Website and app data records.

_ _ _ _

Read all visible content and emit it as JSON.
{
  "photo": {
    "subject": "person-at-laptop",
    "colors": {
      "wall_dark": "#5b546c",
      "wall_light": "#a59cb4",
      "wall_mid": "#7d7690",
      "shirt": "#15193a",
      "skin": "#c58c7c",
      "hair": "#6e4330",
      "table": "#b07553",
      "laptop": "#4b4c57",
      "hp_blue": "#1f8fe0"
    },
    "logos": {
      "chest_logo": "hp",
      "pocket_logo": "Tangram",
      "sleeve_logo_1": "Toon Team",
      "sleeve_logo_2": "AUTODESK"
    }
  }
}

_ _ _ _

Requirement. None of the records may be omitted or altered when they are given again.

Written response.
Read all visible content and emit it as JSON.
{
  "photo": {
    "subject": "person-at-laptop",
    "colors": {
      "wall_dark": "#5b546c",
      "wall_light": "#a59cb4",
      "wall_mid": "#7d7690",
      "shirt": "#15193a",
      "skin": "#c58c7c",
      "hair": "#6e4330",
      "table": "#b07553",
      "laptop": "#4b4c57",
      "hp_blue": "#1f8fe0"
    },
    "logos": {
      "chest_logo": "hp",
      "pocket_logo": "Tangram",
      "sleeve_logo_1": "Toon Team",
      "sleeve_logo_2": "AUTODESK"
    }
  }
}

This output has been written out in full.